The Alstoemerias grown last year as immature bare roots from The Daily Telegraph are now established in a well drained raised bed and have rewarded me with a wonderful crop of tall yellow/orange flowers which last well for at least two weeks in a vase.061

It is a little disappointing that they are all the same colour but on the other hand they probably look better on their own and certainly make a statement.002

These egg shaped Allium sphaerocephalon are the last to flower and do so in a most unusual way. The papery bud splits open to reveal a totally green flower head which gradually turns purple from the top down. They have done well in a pot, taking over from the narcissus and tulips planted with them.024

The pond surface is now covered in water lily leaves and water soldiers keeping the water clear and providing shelter for the fish who have no eye lids and hate the glare of the sun.045

The Sempervivums in pots around the pond are beginning to send up their strange, almost pre-historic looking flower spikes after which, the centre of the rosette dies but not before giving me plenty of babies to replace them.067

The more I see the flowers of Dahlia ‘Twynings Smartie’ the more I am beginning to like them.051

The creamy white flowers and dark foliage of Twyning’s After Eight’ are an unusual combination which could easily have come from the ‘Bishop’ series. Perhaps it started life as ‘Bishop of York’.054

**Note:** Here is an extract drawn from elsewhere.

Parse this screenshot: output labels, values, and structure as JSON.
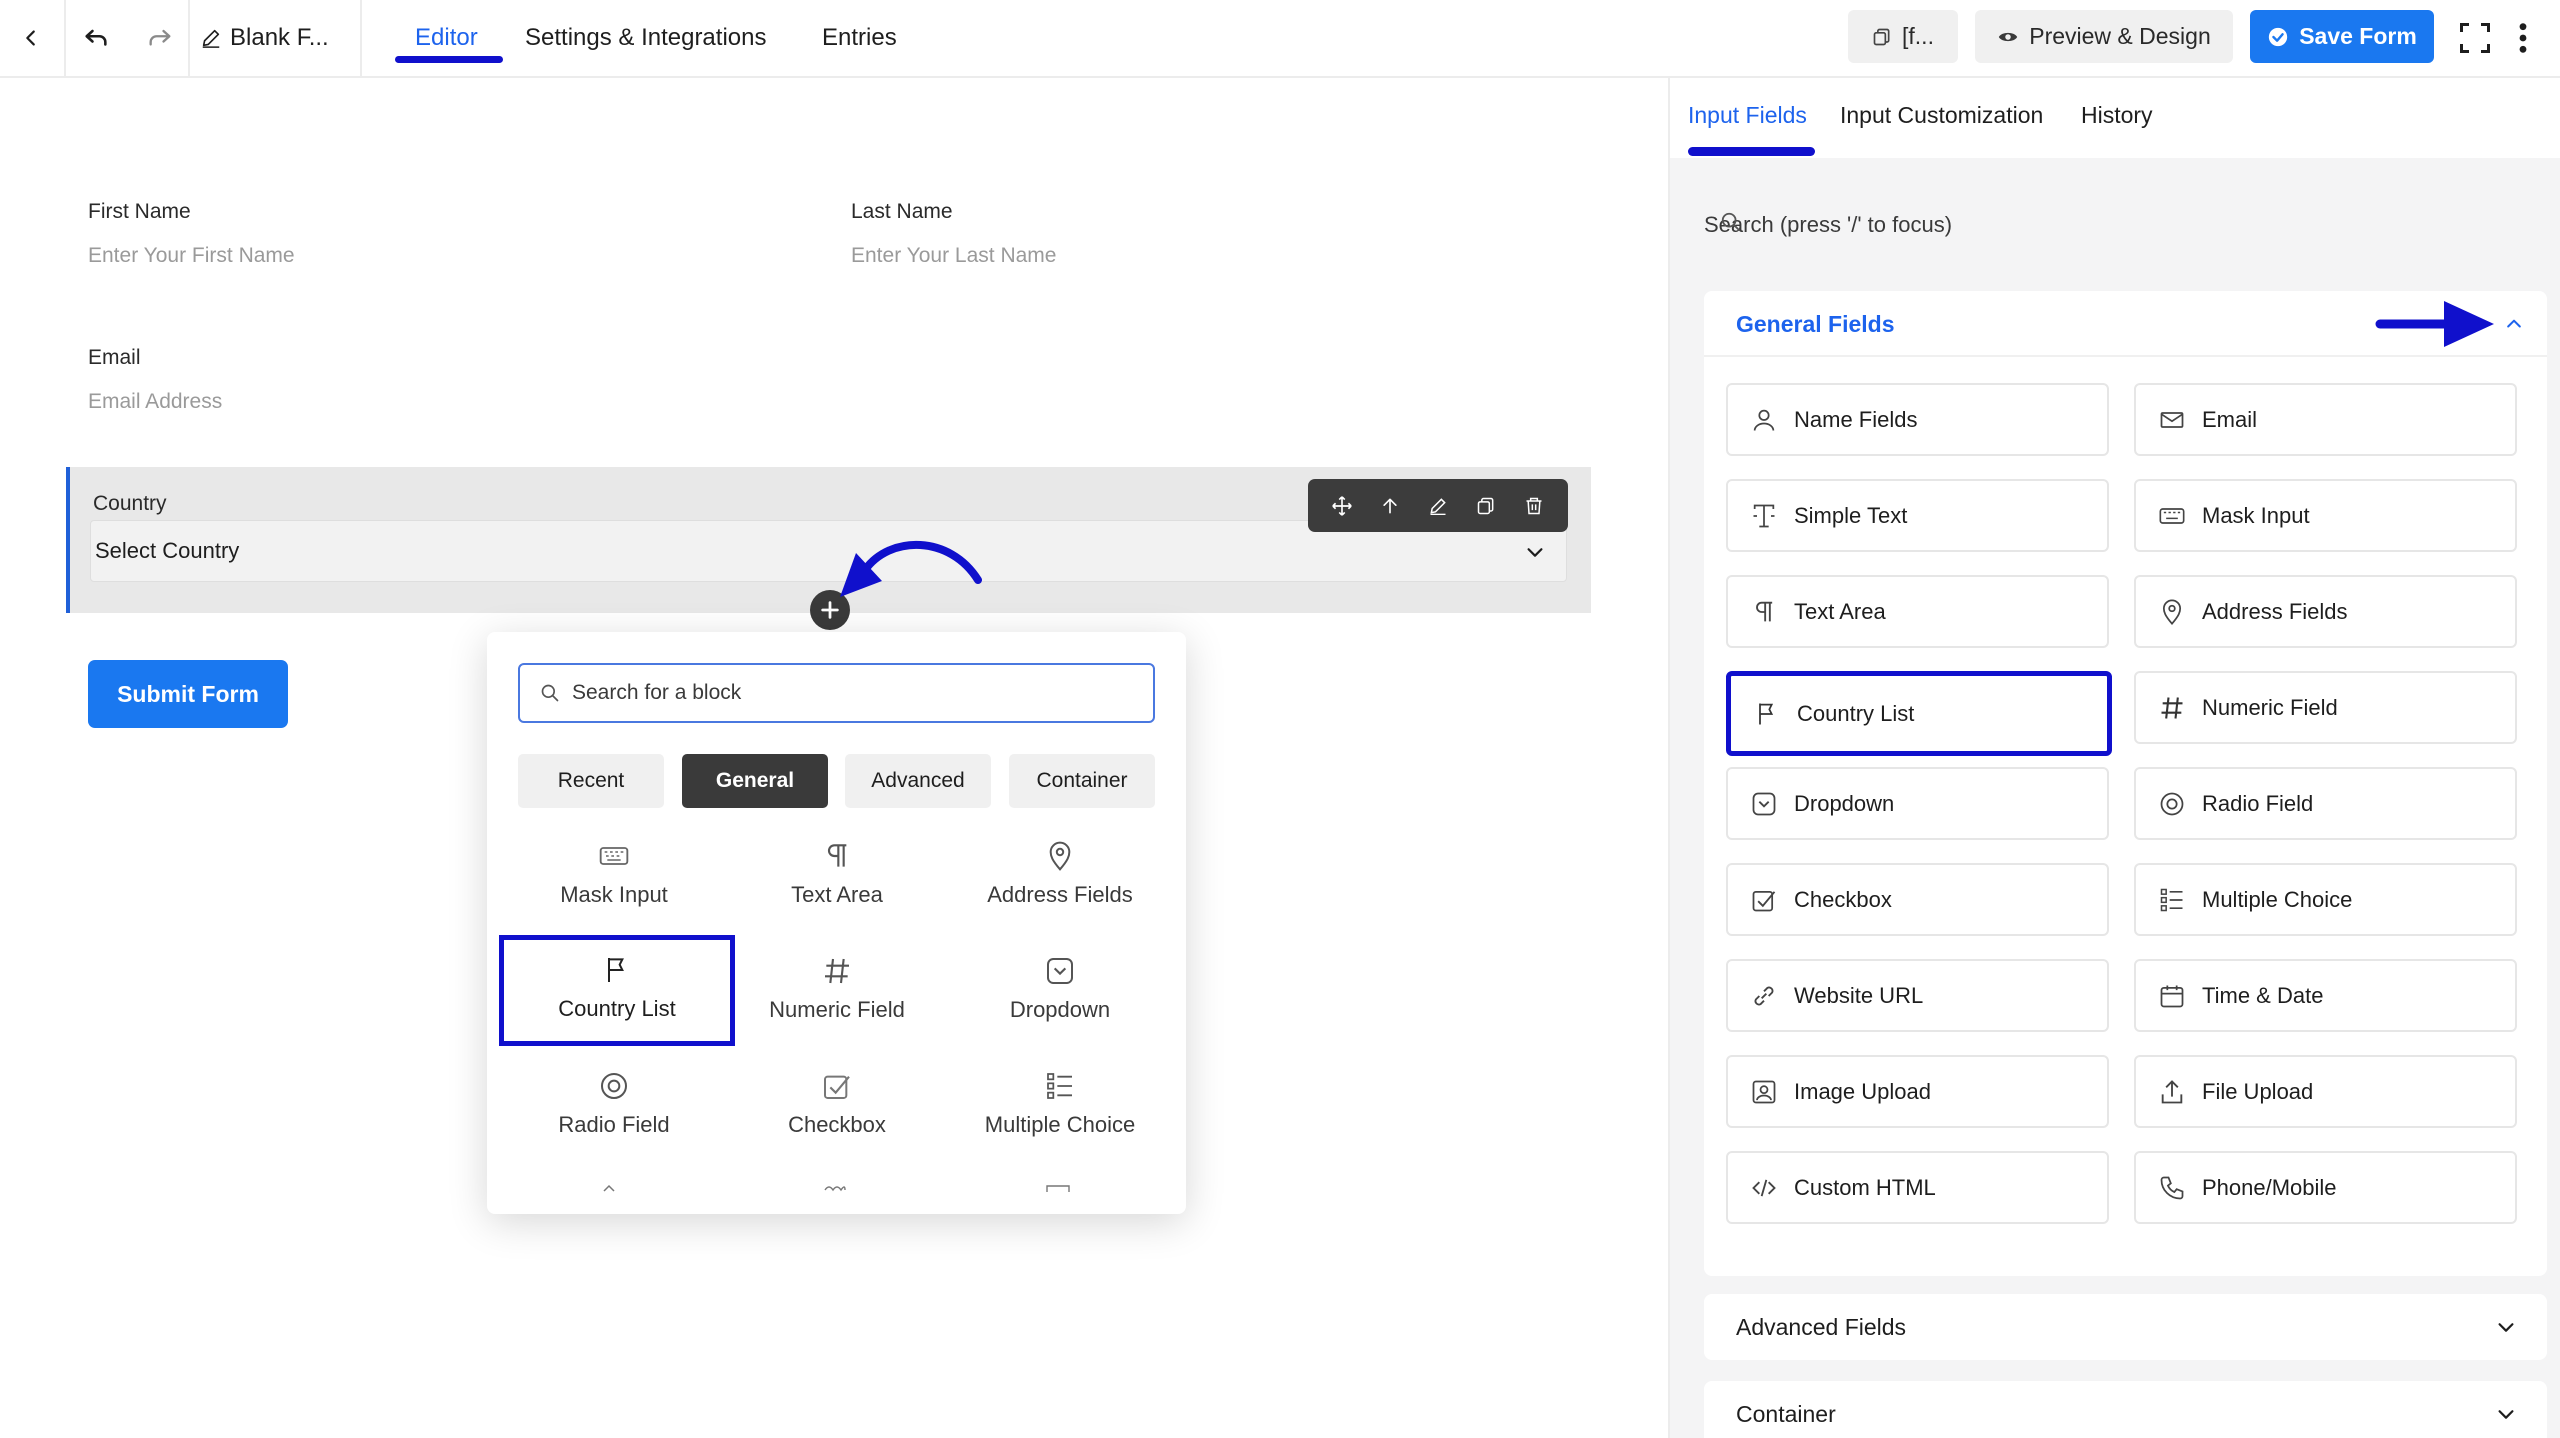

And finally……the beautiful simplicity of Dahlia merckii, a species from which many modern hybrids and cultivars have no doubt been bred. Easily grown from seed and apparently hardy in the ground, the lilac colour blends well in a mixed border. I find they are a bit floppy and need the support of a cane or other plants around them. Lovely!